Guest Blog: What Next For the Building Safety Bill?
By Priya Sejpal, senior associate at BLM
The Building Safety Bill – the regulatory framework for fire safety in response to Grenfell Tower, introduced to the House of Commons on 5th July 2021 – has taken a significant step forward, following introduction of ‘Planning Gateway One’ on 1st August.
It’s the start of a phased roll-out of new rules designed to force developers of high-rise buildings to consider fire safety at the earliest stages of their planning applications. The Bill will impact developers, leaseholders and regulators nationwide, and apply to any building that is 18 metres or taller in height or at least seven stories high, and contains two or more residential units or educational accommodation.
Announced in July and pending approval from MPs at each of the three stages, we now have a clear idea of what is to come, and it is an apt moment to take stock and understand what impact the new regulations will have. Now legally binding, Planning Gateway One is the least burdensome of the three stages and has two key elements – taken from Government guidance, they are as follows:
- To require the developer to submit a fire statement setting out fire safety considerations specific to the development with a relevant application for planning permission for development which involves one or more relevant buildings, and
- To establish the Health and Safety Executive (HSE) as a statutory consultee for relevant planning applications
The intention of these new rules is to improve the scrutiny of workmanship at the planning, design and approval stages. Introduction of a fire statement is the most prominent new measure and must be completed via a new form provided by the Ministry of Housing. It asks for various types of information, from general principles to more specific technical complexities.
The second new measure of establishing the Health and Safety Executive (HSE) as a consultee is less specific on its aims, but the government hopes this will encourage developers to involve the HSE much earlier in the planning process to discuss fire safety. Beyond this, planners can expect greater scrutiny at the planning committee stage, with committee members to be provided with more rigorous training from the HSE on what to look out for with regards to fire safety.
Planning gateways two and three
Whilst planning gateway one encourages more diligence at the earliest stages, gateways two and three will be much more impactful.
Gateway two supplements the existing framework and grants the Building Safety Regulator with the power to put a ‘hard stop’ in place, requiring construction to cease immediately if they are not satisfied that the design or construction complies with safety and fire safety requirements. It goes without saying that this kind of stoppage could have a profound impact on a high-rise project and developers must work hard to ensure they are not subject to a stoppage.
Gateway three is the final certification and completion phase, where developers must hand over all prescribed documents from each stage over to the Building Safety Regulator to maintain a “golden thread” of information, where building safety risks are considered at every stage.
Early complications for the Bill
Due to the less impactful nature of the first gateway, it has not led to too much controversy, however as we move towards gateways two and three, more issues are starting to become apparent.

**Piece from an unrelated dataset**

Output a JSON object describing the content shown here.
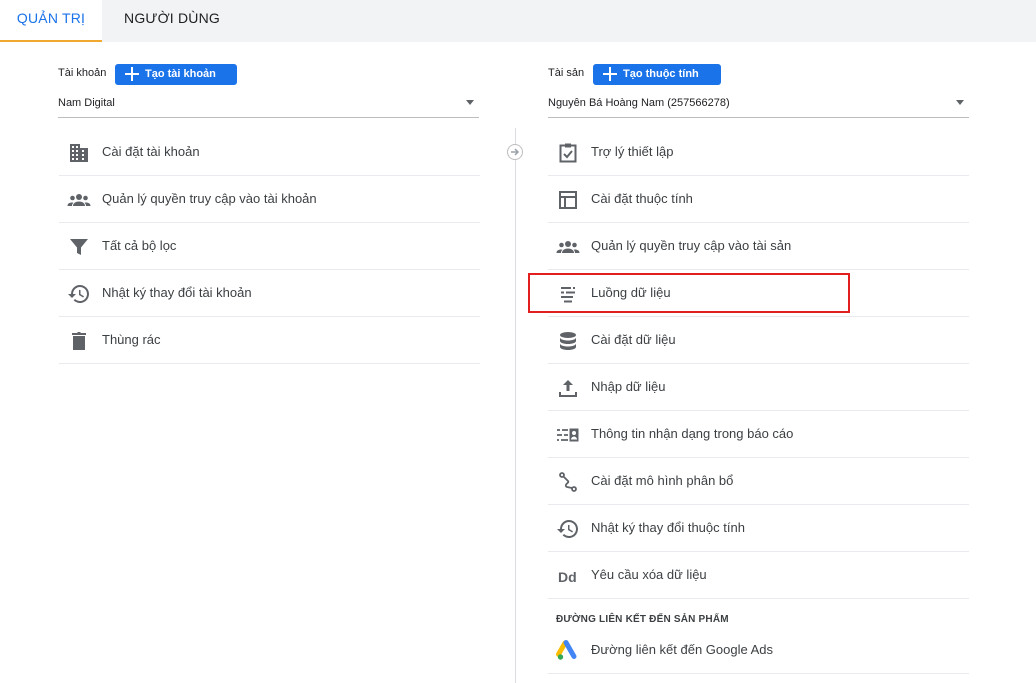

To start, any poor workmanship that contributes to fire safety problems will only be picked up at the final gateway, and there is still uncertainty as to how this gateway will operate in a practical way. Not only that, but the Bill does not provide indicative timings for how long the process for passing each gateway will take. If there are delays because of the regulator, what can be done about that? Who bears the cost of the delay? It is likely that this will have to be absorbed by developers or contractors, depending on the negotiating strength of the relative parties.
There is also currently a shortage of fire safety experts, and estimates suggest an additional 1,200 experts will be required to fulfil the Regulator’s duties under the Bill. Resourcing to fill these roles is needed before the rest of the Bill comes into force, or we could see mass delays on high-rise projects going forward.
Whilst buildings under 18 metres are generally lower in risk value, the Bill fails to acknowledge that certain external wall make-ups, of whatever height, such as timber framed designs with missing or defective cavity barriers, present real-life safety risks too. There cannot be a ‘one size fits all’ solution that implies buildings under a certain height are not dangerous – so much depends on the make-up, layout, potential evacuation strategies and estate management issues, regardless of height.
Whilst the Bill and its gateways are an important first step in fortifying existing building safety standards, there are many more issues to contend with. The remainder of the Bill is anticipated to be enacted later this year but prior to this becoming law, there may be further amendments that planners, developers and local authorities alike will need to pay close attention to.